== RECORDS SUPPLIED ==
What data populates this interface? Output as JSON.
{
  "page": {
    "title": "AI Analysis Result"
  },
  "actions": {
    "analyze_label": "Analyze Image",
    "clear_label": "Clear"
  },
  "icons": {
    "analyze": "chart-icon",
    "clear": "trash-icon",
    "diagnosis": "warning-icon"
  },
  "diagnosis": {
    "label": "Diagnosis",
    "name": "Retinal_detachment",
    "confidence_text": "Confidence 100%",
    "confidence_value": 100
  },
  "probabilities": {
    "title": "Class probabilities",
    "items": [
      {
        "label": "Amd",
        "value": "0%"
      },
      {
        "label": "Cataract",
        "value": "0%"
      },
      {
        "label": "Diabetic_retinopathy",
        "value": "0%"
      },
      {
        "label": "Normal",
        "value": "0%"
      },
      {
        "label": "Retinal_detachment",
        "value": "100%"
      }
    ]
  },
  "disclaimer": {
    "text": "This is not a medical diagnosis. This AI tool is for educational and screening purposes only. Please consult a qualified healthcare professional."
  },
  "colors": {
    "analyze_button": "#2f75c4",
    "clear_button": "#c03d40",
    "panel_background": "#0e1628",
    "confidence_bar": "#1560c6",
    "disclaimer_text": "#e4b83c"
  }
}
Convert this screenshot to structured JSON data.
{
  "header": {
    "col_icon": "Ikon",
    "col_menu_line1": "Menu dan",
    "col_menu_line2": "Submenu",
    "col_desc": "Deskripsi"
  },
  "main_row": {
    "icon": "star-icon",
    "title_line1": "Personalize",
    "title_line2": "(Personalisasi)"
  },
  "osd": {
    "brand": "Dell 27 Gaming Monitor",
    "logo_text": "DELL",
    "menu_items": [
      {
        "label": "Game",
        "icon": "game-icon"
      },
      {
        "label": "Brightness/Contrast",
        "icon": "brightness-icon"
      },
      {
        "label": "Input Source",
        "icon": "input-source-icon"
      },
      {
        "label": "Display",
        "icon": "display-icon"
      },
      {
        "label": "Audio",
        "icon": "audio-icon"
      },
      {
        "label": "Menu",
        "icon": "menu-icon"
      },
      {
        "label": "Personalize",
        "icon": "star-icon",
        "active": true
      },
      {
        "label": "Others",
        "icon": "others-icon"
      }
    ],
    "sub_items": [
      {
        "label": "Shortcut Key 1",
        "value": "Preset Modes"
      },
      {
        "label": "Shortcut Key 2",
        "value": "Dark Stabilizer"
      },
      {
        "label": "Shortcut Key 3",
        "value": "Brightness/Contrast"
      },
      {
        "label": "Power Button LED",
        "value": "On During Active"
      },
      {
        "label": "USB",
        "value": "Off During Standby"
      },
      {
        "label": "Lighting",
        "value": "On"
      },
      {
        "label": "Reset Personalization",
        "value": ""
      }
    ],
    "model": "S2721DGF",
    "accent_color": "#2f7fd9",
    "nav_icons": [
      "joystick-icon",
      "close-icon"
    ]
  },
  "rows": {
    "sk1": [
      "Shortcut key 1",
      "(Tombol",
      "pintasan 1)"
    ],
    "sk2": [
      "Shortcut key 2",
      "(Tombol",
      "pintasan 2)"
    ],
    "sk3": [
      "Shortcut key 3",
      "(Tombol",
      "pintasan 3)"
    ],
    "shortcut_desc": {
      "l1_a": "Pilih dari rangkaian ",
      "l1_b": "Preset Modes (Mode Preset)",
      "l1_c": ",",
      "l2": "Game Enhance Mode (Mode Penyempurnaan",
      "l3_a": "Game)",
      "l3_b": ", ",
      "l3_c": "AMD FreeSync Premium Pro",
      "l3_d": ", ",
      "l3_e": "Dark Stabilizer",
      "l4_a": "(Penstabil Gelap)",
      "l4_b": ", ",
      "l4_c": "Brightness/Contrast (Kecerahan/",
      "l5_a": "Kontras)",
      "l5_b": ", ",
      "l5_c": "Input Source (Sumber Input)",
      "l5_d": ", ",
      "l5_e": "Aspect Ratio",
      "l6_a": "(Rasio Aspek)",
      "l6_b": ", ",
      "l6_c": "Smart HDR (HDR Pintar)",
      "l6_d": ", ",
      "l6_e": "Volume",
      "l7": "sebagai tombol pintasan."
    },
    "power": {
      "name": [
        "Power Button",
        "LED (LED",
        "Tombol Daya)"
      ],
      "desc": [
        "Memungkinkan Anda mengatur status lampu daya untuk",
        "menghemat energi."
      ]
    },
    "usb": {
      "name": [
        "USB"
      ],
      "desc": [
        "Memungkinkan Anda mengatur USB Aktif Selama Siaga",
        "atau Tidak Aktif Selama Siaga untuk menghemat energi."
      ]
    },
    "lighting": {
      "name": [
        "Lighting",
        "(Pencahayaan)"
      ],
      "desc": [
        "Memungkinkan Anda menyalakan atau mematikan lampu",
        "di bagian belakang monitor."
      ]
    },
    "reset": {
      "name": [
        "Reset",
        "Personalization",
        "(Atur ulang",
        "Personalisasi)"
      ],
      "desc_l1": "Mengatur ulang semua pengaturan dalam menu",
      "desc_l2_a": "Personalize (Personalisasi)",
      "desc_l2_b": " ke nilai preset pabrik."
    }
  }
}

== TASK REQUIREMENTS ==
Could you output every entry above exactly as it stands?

== COMPLETED TASK ==
What data populates this interface? Output as JSON.
{
  "page": {
    "title": "AI Analysis Result"
  },
  "actions": {
    "analyze_label": "Analyze Image",
    "clear_label": "Clear"
  },
  "icons": {
    "analyze": "chart-icon",
    "clear": "trash-icon",
    "diagnosis": "warning-icon"
  },
  "diagnosis": {
    "label": "Diagnosis",
    "name": "Retinal_detachment",
    "confidence_text": "Confidence 100%",
    "confidence_value": 100
  },
  "probabilities": {
    "title": "Class probabilities",
    "items": [
      {
        "label": "Amd",
        "value": "0%"
      },
      {
        "label": "Cataract",
        "value": "0%"
      },
      {
        "label": "Diabetic_retinopathy",
        "value": "0%"
      },
      {
        "label": "Normal",
        "value": "0%"
      },
      {
        "label": "Retinal_detachment",
        "value": "100%"
      }
    ]
  },
  "disclaimer": {
    "text": "This is not a medical diagnosis. This AI tool is for educational and screening purposes only. Please consult a qualified healthcare professional."
  },
  "colors": {
    "analyze_button": "#2f75c4",
    "clear_button": "#c03d40",
    "panel_background": "#0e1628",
    "confidence_bar": "#1560c6",
    "disclaimer_text": "#e4b83c"
  }
}
Convert this screenshot to structured JSON data.
{
  "header": {
    "col_icon": "Ikon",
    "col_menu_line1": "Menu dan",
    "col_menu_line2": "Submenu",
    "col_desc": "Deskripsi"
  },
  "main_row": {
    "icon": "star-icon",
    "title_line1": "Personalize",
    "title_line2": "(Personalisasi)"
  },
  "osd": {
    "brand": "Dell 27 Gaming Monitor",
    "logo_text": "DELL",
    "menu_items": [
      {
        "label": "Game",
        "icon": "game-icon"
      },
      {
        "label": "Brightness/Contrast",
        "icon": "brightness-icon"
      },
      {
        "label": "Input Source",
        "icon": "input-source-icon"
      },
      {
        "label": "Display",
        "icon": "display-icon"
      },
      {
        "label": "Audio",
        "icon": "audio-icon"
      },
      {
        "label": "Menu",
        "icon": "menu-icon"
      },
      {
        "label": "Personalize",
        "icon": "star-icon",
        "active": true
      },
      {
        "label": "Others",
        "icon": "others-icon"
      }
    ],
    "sub_items": [
      {
        "label": "Shortcut Key 1",
        "value": "Preset Modes"
      },
      {
        "label": "Shortcut Key 2",
        "value": "Dark Stabilizer"
      },
      {
        "label": "Shortcut Key 3",
        "value": "Brightness/Contrast"
      },
      {
        "label": "Power Button LED",
        "value": "On During Active"
      },
      {
        "label": "USB",
        "value": "Off During Standby"
      },
      {
        "label": "Lighting",
        "value": "On"
      },
      {
        "label": "Reset Personalization",
        "value": ""
      }
    ],
    "model": "S2721DGF",
    "accent_color": "#2f7fd9",
    "nav_icons": [
      "joystick-icon",
      "close-icon"
    ]
  },
  "rows": {
    "sk1": [
      "Shortcut key 1",
      "(Tombol",
      "pintasan 1)"
    ],
    "sk2": [
      "Shortcut key 2",
      "(Tombol",
      "pintasan 2)"
    ],
    "sk3": [
      "Shortcut key 3",
      "(Tombol",
      "pintasan 3)"
    ],
    "shortcut_desc": {
      "l1_a": "Pilih dari rangkaian ",
      "l1_b": "Preset Modes (Mode Preset)",
      "l1_c": ",",
      "l2": "Game Enhance Mode (Mode Penyempurnaan",
      "l3_a": "Game)",
      "l3_b": ", ",
      "l3_c": "AMD FreeSync Premium Pro",
      "l3_d": ", ",
      "l3_e": "Dark Stabilizer",
      "l4_a": "(Penstabil Gelap)",
      "l4_b": ", ",
      "l4_c": "Brightness/Contrast (Kecerahan/",
      "l5_a": "Kontras)",
      "l5_b": ", ",
      "l5_c": "Input Source (Sumber Input)",
      "l5_d": ", ",
      "l5_e": "Aspect Ratio",
      "l6_a": "(Rasio Aspek)",
      "l6_b": ", ",
      "l6_c": "Smart HDR (HDR Pintar)",
      "l6_d": ", ",
      "l6_e": "Volume",
      "l7": "sebagai tombol pintasan."
    },
    "power": {
      "name": [
        "Power Button",
        "LED (LED",
        "Tombol Daya)"
      ],
      "desc": [
        "Memungkinkan Anda mengatur status lampu daya untuk",
        "menghemat energi."
      ]
    },
    "usb": {
      "name": [
        "USB"
      ],
      "desc": [
        "Memungkinkan Anda mengatur USB Aktif Selama Siaga",
        "atau Tidak Aktif Selama Siaga untuk menghemat energi."
      ]
    },
    "lighting": {
      "name": [
        "Lighting",
        "(Pencahayaan)"
      ],
      "desc": [
        "Memungkinkan Anda menyalakan atau mematikan lampu",
        "di bagian belakang monitor."
      ]
    },
    "reset": {
      "name": [
        "Reset",
        "Personalization",
        "(Atur ulang",
        "Personalisasi)"
      ],
      "desc_l1": "Mengatur ulang semua pengaturan dalam menu",
      "desc_l2_a": "Personalize (Personalisasi)",
      "desc_l2_b": " ke nilai preset pabrik."
    }
  }
}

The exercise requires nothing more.